Here in New Mexico, a video ignited demonstrations and drew national attention after two Albuquerque Police Department officers shot and killed James Boyd in March of 2014. They’re now on trial for murder.
APD’s Patrick Hernandez was one of the officers who first responded to a call from a concerned resident about a man camping in the Foothills of the Sandia Mountains in Albuquerque. His testimony centered on why he did not shoot James Boyd, even after the homeless camper drew knives.
Hernandez said it was the first time in 10 years as an Open Space officer that someone had pulled a knife on him, and he described what was in his mind in that moment. "I actually could see my weapon firing. I could see the impact that might have had," he said.
But Hernandez could see something else, too: The scrutiny and media attention that would come from taking the shot. "And even [the] image of my face on the TV went through my mind, being in the media spotlight, trying to avoid that, just to prevent my family and other people from having to go through that," he said.
So he moved away from Boyd, he testified. And over the course of the next several hours, more and more police arrived, until there were 19 officers at the base of the mountain. In her opening statement, special prosecutor Randi McGinn listed the lethal weapons the officers had.
"So there were 19 firearms out there. There were—in addition—nine semi-automatic rifles with 709 rounds of ammunition," McGinn said.
And all the non-lethal options.
"There were seven handheld Tasers with a range of 15 feet. There were two Taser shotguns with a range of up to 100 feet. There were three beanbag shotguns out there, 10 cans of mace on the officers, more than two knives and two trained police dogs."
And Boyd, she said, had just two knives. As the standoff unfolded that day, she said, Boyd took those knives out of his pockets and then put them away repeatedly. And he rambled, saying things that hinted at his mental illness—that he could see in the dark, for instance. McGinn emphasized to the court that Boyd knew he was in danger. "'APD is standing by to kill me,'" she said. "And then he also says, ‘I came up here to watch dinner and a movie and get back to work tomorrow. They came up here with their guns drawn. I’m under assault right now. Look at that.’"

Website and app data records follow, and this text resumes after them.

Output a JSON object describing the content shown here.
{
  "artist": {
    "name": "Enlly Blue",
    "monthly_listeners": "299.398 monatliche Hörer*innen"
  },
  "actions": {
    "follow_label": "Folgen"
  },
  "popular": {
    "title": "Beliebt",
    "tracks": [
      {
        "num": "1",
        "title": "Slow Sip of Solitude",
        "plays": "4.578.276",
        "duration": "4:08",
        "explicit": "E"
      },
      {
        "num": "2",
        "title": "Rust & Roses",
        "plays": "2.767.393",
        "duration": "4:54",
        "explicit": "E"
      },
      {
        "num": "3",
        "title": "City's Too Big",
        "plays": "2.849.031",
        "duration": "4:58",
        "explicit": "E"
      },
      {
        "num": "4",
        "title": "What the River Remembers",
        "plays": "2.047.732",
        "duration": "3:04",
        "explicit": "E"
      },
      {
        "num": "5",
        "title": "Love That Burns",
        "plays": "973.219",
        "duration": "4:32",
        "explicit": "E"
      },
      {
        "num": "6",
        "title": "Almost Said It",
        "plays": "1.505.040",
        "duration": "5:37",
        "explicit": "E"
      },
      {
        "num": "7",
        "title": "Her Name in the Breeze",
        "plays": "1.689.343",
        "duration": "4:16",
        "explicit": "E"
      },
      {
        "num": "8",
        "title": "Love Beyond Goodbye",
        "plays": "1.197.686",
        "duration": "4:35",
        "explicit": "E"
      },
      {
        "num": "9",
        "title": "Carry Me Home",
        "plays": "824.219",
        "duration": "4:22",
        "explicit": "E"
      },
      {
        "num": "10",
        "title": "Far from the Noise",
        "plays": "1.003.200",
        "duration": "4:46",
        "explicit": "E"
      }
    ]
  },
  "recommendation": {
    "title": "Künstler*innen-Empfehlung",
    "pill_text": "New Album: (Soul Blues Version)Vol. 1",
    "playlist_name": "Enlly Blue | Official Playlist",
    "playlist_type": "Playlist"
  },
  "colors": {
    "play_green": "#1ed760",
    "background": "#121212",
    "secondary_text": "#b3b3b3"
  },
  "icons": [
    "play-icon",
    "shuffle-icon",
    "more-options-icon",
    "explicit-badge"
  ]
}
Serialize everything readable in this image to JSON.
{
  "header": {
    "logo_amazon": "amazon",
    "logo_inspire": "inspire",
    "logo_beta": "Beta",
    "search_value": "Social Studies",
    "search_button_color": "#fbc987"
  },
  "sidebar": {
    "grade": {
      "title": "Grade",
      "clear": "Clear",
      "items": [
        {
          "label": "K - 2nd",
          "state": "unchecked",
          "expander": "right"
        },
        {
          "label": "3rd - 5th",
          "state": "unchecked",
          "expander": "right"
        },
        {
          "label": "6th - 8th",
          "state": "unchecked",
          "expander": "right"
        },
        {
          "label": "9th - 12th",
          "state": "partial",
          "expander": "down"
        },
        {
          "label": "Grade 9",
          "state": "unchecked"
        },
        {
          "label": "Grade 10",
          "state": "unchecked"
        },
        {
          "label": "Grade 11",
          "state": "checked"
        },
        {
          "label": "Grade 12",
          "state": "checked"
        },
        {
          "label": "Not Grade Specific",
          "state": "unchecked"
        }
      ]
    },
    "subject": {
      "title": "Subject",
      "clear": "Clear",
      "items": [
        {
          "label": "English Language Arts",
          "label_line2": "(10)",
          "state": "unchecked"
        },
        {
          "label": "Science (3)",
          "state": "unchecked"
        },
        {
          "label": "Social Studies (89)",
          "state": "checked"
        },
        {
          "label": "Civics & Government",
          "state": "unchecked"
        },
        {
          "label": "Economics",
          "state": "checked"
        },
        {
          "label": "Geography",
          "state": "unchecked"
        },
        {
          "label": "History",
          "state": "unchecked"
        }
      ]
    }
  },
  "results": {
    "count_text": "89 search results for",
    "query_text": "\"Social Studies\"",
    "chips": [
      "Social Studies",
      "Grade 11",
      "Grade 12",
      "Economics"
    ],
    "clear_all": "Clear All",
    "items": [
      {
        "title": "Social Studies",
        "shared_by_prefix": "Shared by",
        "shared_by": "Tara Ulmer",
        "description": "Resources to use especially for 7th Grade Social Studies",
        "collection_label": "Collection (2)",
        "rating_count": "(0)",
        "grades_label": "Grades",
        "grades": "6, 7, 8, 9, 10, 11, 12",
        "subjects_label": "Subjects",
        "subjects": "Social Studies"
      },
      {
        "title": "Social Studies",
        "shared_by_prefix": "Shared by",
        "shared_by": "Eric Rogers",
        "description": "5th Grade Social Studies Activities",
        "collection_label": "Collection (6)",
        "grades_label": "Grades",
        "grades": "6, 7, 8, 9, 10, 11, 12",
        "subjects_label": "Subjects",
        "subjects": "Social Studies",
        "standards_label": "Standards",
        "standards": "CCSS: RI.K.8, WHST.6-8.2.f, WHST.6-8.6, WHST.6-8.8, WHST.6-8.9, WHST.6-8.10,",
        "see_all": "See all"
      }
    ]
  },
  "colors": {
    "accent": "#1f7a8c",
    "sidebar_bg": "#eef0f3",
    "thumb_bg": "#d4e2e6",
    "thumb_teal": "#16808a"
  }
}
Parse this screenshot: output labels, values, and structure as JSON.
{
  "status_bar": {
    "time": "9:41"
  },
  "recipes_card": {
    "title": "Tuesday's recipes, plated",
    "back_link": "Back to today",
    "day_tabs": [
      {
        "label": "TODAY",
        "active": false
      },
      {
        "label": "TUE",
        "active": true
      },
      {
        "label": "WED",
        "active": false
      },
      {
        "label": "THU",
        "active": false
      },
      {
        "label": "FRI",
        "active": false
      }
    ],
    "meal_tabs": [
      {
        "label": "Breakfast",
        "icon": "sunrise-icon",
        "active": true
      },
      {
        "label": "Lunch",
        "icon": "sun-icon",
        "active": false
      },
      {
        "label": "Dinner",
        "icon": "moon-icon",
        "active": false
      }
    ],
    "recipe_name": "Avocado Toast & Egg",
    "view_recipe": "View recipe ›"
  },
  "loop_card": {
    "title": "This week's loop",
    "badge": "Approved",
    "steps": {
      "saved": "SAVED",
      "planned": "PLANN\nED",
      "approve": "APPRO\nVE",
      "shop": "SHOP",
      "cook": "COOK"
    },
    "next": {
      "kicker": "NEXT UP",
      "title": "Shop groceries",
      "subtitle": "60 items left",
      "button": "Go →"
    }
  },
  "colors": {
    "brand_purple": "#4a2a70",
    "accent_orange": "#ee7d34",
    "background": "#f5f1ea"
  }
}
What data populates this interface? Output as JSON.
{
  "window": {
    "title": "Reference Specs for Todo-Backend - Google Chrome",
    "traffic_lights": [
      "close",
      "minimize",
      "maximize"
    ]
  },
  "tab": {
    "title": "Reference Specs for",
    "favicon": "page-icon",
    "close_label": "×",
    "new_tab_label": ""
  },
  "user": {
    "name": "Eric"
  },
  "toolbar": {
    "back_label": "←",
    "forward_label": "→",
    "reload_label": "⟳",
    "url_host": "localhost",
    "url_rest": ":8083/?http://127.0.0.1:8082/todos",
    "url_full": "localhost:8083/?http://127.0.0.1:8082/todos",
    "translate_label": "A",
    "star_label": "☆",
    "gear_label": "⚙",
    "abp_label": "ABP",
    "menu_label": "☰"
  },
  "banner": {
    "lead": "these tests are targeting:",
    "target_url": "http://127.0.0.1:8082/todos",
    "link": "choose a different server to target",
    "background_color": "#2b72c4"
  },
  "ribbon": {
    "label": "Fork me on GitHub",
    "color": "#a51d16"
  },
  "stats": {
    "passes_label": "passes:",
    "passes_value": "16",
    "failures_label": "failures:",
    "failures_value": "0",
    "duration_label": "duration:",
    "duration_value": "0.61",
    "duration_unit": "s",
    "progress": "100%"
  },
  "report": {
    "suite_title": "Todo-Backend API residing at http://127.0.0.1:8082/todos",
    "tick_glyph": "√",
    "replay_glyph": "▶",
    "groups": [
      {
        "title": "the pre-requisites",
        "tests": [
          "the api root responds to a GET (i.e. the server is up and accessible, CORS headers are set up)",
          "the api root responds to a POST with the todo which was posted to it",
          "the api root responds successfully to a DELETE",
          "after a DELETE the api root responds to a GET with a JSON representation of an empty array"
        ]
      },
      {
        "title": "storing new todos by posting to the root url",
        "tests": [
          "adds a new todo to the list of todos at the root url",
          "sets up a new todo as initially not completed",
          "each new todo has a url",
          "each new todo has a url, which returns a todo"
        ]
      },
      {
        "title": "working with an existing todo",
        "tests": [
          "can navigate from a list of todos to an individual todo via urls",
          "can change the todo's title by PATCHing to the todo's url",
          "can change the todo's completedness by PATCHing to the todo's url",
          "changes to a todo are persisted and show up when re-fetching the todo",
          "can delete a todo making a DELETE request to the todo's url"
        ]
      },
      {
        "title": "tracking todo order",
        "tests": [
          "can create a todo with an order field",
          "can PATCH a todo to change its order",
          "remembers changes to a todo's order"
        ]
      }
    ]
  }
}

Lawyer Sam Bregman is representing former officer Keith Sandy, who shot Boyd using a rifle. "You got three officers walking up right to you. Those three officers are going 'Get on the ground! Get on the ground! Get on the ground! Get on the ground!' Four times. Does he surrender? No. Mr. Boyd thinks it’s appropriate—let’s pull out some knives."
The police video of the shooting shows Boyd turning away when he was shot, but the defense is working to change the narrative, saying that in the moments before Boyd died, he was not backing down but getting ready to attack. "There will be no evidence that he was surrendering by pulling out two knives. The evidence will show that’s not surrendering. That’s ‘I want to stab somebody,' Bregman said."
Defense attorneys are also hitting on the idea that you can’t use perfect 20/20 hindsight to retroactively weigh the calls police have to make in high-pressure situations. But expert witness Jeff Noble, a former deputy police chief from California, told the jury that this situation wasn’t like that.
"There was a lot of time. There was time to communicate," Noble said. "There were supervisors there. There were people to ask questions of, to get input from. This was not a split-second type situation for them, where like somebody’s jumping out at them and they’re suddenly making a decision."
Dominique Perez and Sandy are expected to take the stand in their own defense. Questions about their motivations and behavior are already in play through expert witnesses and the testimony of the detective who oversaw APD’s internal investigation into the shooting. Perez and Sandy are facing up to 15 years in prison.